- **Task brief**
Every record below must be copied exactly, with images dropped.

[Website and app data records]
- - -

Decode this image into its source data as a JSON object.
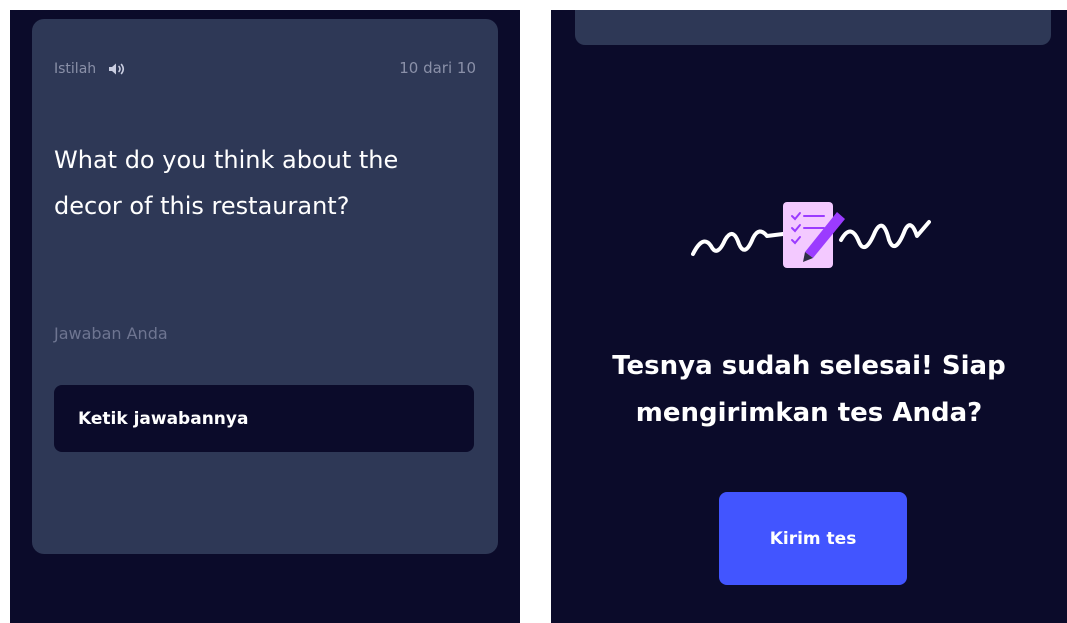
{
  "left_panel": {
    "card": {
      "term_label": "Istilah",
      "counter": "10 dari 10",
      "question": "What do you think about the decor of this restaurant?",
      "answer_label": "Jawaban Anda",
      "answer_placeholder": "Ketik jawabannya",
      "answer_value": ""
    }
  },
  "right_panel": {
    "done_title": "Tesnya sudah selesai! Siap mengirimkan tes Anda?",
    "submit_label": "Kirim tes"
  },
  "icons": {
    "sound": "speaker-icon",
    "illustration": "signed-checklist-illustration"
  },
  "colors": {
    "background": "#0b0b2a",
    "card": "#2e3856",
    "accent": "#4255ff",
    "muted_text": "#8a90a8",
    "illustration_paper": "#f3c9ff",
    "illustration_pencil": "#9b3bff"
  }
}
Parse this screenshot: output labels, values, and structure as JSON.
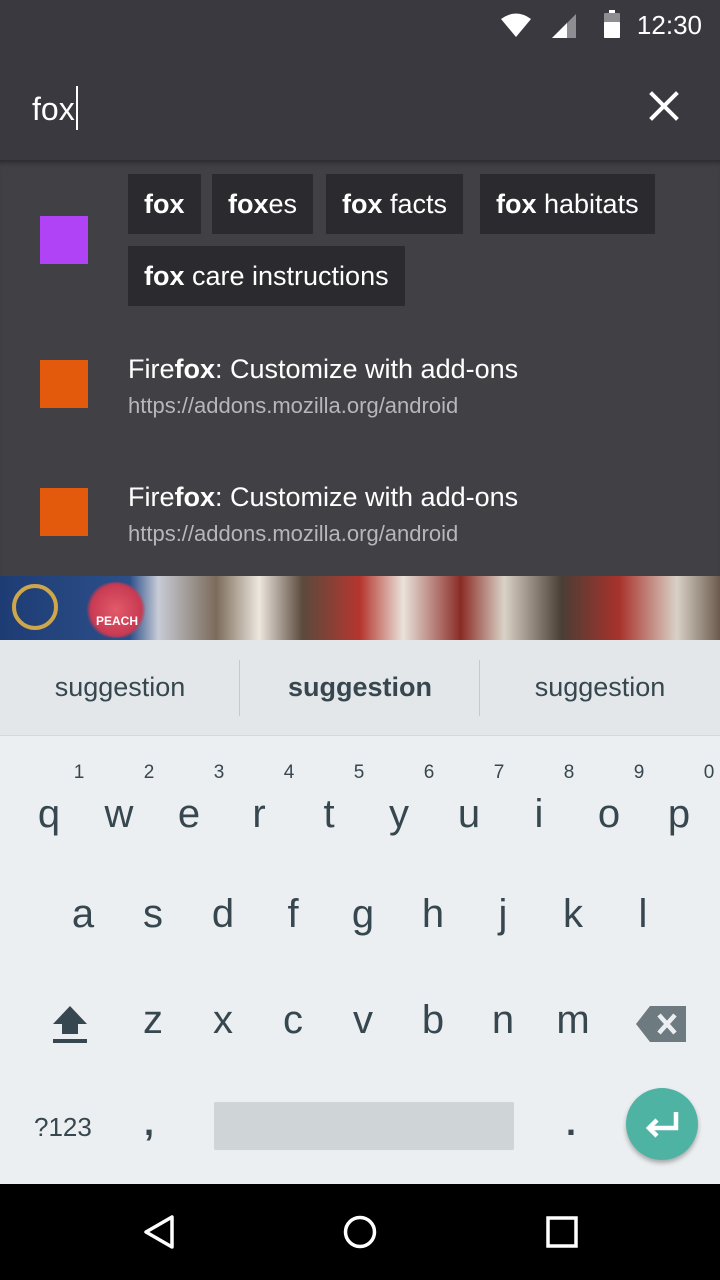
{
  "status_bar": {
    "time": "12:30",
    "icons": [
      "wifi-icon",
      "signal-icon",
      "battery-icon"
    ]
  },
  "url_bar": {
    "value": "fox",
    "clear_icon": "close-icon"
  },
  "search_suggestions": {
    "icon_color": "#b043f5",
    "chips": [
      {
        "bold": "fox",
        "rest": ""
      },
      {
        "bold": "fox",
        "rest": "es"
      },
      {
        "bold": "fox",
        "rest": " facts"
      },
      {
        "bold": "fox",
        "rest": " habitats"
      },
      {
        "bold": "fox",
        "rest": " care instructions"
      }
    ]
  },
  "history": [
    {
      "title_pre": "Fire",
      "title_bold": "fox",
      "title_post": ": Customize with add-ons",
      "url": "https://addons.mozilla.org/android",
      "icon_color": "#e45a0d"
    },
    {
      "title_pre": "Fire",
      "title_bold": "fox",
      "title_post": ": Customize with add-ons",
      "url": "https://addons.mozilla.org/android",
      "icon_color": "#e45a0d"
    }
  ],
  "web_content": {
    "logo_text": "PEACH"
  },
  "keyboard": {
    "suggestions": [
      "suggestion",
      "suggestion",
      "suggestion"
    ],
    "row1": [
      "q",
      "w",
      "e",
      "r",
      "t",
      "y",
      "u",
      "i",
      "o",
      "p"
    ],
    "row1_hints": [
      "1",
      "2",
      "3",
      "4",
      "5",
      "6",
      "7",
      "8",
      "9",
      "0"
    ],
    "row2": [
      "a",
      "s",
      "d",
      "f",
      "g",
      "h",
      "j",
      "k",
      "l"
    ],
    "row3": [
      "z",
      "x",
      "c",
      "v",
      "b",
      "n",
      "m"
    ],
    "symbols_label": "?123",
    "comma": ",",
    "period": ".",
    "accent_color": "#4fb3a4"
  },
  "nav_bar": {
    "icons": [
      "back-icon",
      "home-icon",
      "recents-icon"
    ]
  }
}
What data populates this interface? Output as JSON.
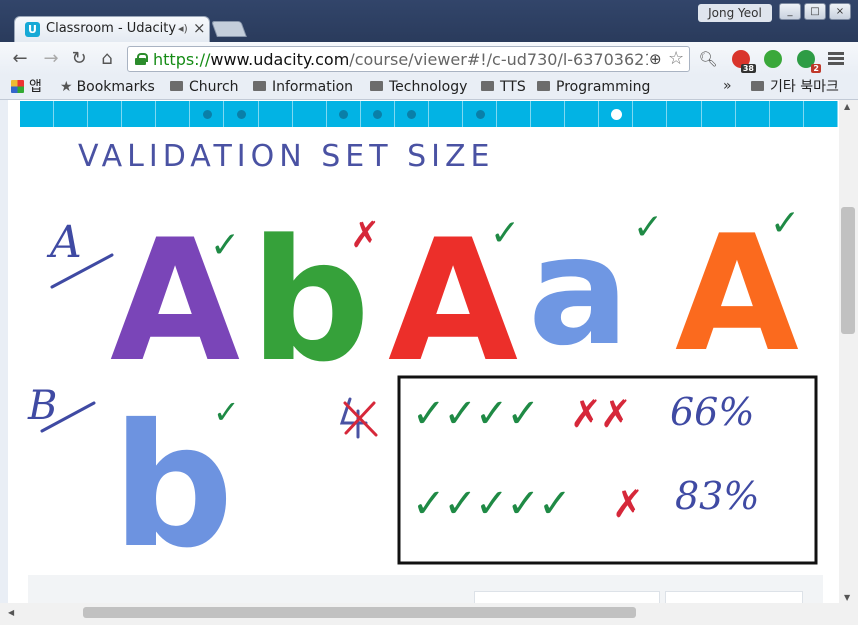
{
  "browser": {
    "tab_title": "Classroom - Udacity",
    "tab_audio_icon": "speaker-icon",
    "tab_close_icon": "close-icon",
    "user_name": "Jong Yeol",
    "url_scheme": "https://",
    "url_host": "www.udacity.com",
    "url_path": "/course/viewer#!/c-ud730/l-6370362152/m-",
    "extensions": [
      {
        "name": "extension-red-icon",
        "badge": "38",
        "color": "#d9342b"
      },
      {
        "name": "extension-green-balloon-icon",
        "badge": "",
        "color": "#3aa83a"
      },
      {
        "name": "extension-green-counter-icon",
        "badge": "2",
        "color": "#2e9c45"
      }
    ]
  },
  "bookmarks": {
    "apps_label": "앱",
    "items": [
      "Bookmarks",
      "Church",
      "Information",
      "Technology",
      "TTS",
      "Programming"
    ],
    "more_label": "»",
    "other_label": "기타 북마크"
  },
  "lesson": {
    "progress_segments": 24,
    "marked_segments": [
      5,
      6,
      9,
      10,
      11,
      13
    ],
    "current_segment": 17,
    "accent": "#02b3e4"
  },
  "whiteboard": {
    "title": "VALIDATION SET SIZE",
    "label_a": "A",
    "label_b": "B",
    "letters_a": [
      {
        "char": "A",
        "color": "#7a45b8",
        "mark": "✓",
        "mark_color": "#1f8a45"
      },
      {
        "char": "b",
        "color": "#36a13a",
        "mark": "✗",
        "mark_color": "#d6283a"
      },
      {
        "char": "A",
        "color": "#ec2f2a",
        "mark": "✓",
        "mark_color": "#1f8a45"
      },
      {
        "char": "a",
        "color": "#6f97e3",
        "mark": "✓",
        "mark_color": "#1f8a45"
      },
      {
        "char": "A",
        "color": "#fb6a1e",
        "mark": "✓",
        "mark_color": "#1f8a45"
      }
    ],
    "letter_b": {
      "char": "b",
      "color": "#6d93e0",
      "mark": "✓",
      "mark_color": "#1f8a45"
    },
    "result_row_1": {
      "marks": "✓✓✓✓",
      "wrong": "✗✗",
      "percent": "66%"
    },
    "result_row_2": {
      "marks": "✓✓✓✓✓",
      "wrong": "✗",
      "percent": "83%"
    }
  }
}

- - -

- **Task output**
Decode this image into its source data as a JSON object.
{
  "left_panel": {
    "card": {
      "term_label": "Istilah",
      "counter": "10 dari 10",
      "question": "What do you think about the decor of this restaurant?",
      "answer_label": "Jawaban Anda",
      "answer_placeholder": "Ketik jawabannya",
      "answer_value": ""
    }
  },
  "right_panel": {
    "done_title": "Tesnya sudah selesai! Siap mengirimkan tes Anda?",
    "submit_label": "Kirim tes"
  },
  "icons": {
    "sound": "speaker-icon",
    "illustration": "signed-checklist-illustration"
  },
  "colors": {
    "background": "#0b0b2a",
    "card": "#2e3856",
    "accent": "#4255ff",
    "muted_text": "#8a90a8",
    "illustration_paper": "#f3c9ff",
    "illustration_pencil": "#9b3bff"
  }
}
Parse this screenshot: output labels, values, and structure as JSON.
{
  "status_bar": {
    "time": "12:30",
    "icons": [
      "wifi-icon",
      "signal-icon",
      "battery-icon"
    ]
  },
  "url_bar": {
    "value": "fox",
    "clear_icon": "close-icon"
  },
  "search_suggestions": {
    "icon_color": "#b043f5",
    "chips": [
      {
        "bold": "fox",
        "rest": ""
      },
      {
        "bold": "fox",
        "rest": "es"
      },
      {
        "bold": "fox",
        "rest": " facts"
      },
      {
        "bold": "fox",
        "rest": " habitats"
      },
      {
        "bold": "fox",
        "rest": " care instructions"
      }
    ]
  },
  "history": [
    {
      "title_pre": "Fire",
      "title_bold": "fox",
      "title_post": ": Customize with add-ons",
      "url": "https://addons.mozilla.org/android",
      "icon_color": "#e45a0d"
    },
    {
      "title_pre": "Fire",
      "title_bold": "fox",
      "title_post": ": Customize with add-ons",
      "url": "https://addons.mozilla.org/android",
      "icon_color": "#e45a0d"
    }
  ],
  "web_content": {
    "logo_text": "PEACH"
  },
  "keyboard": {
    "suggestions": [
      "suggestion",
      "suggestion",
      "suggestion"
    ],
    "row1": [
      "q",
      "w",
      "e",
      "r",
      "t",
      "y",
      "u",
      "i",
      "o",
      "p"
    ],
    "row1_hints": [
      "1",
      "2",
      "3",
      "4",
      "5",
      "6",
      "7",
      "8",
      "9",
      "0"
    ],
    "row2": [
      "a",
      "s",
      "d",
      "f",
      "g",
      "h",
      "j",
      "k",
      "l"
    ],
    "row3": [
      "z",
      "x",
      "c",
      "v",
      "b",
      "n",
      "m"
    ],
    "symbols_label": "?123",
    "comma": ",",
    "period": ".",
    "accent_color": "#4fb3a4"
  },
  "nav_bar": {
    "icons": [
      "back-icon",
      "home-icon",
      "recents-icon"
    ]
  }
}
What data populates this interface? Output as JSON.
{
  "browser": {
    "tab_title": "Classroom - Udacity",
    "tab_audio_icon": "speaker-icon",
    "tab_close_icon": "close-icon",
    "user_name": "Jong Yeol",
    "url_scheme": "https://",
    "url_host": "www.udacity.com",
    "url_path": "/course/viewer#!/c-ud730/l-6370362152/m-",
    "extensions": [
      {
        "name": "extension-red-icon",
        "badge": "38",
        "color": "#d9342b"
      },
      {
        "name": "extension-green-balloon-icon",
        "badge": "",
        "color": "#3aa83a"
      },
      {
        "name": "extension-green-counter-icon",
        "badge": "2",
        "color": "#2e9c45"
      }
    ]
  },
  "bookmarks": {
    "apps_label": "앱",
    "items": [
      "Bookmarks",
      "Church",
      "Information",
      "Technology",
      "TTS",
      "Programming"
    ],
    "more_label": "»",
    "other_label": "기타 북마크"
  },
  "lesson": {
    "progress_segments": 24,
    "marked_segments": [
      5,
      6,
      9,
      10,
      11,
      13
    ],
    "current_segment": 17,
    "accent": "#02b3e4"
  },
  "whiteboard": {
    "title": "VALIDATION SET SIZE",
    "label_a": "A",
    "label_b": "B",
    "letters_a": [
      {
        "char": "A",
        "color": "#7a45b8",
        "mark": "✓",
        "mark_color": "#1f8a45"
      },
      {
        "char": "b",
        "color": "#36a13a",
        "mark": "✗",
        "mark_color": "#d6283a"
      },
      {
        "char": "A",
        "color": "#ec2f2a",
        "mark": "✓",
        "mark_color": "#1f8a45"
      },
      {
        "char": "a",
        "color": "#6f97e3",
        "mark": "✓",
        "mark_color": "#1f8a45"
      },
      {
        "char": "A",
        "color": "#fb6a1e",
        "mark": "✓",
        "mark_color": "#1f8a45"
      }
    ],
    "letter_b": {
      "char": "b",
      "color": "#6d93e0",
      "mark": "✓",
      "mark_color": "#1f8a45"
    },
    "result_row_1": {
      "marks": "✓✓✓✓",
      "wrong": "✗✗",
      "percent": "66%"
    },
    "result_row_2": {
      "marks": "✓✓✓✓✓",
      "wrong": "✗",
      "percent": "83%"
    }
  }
}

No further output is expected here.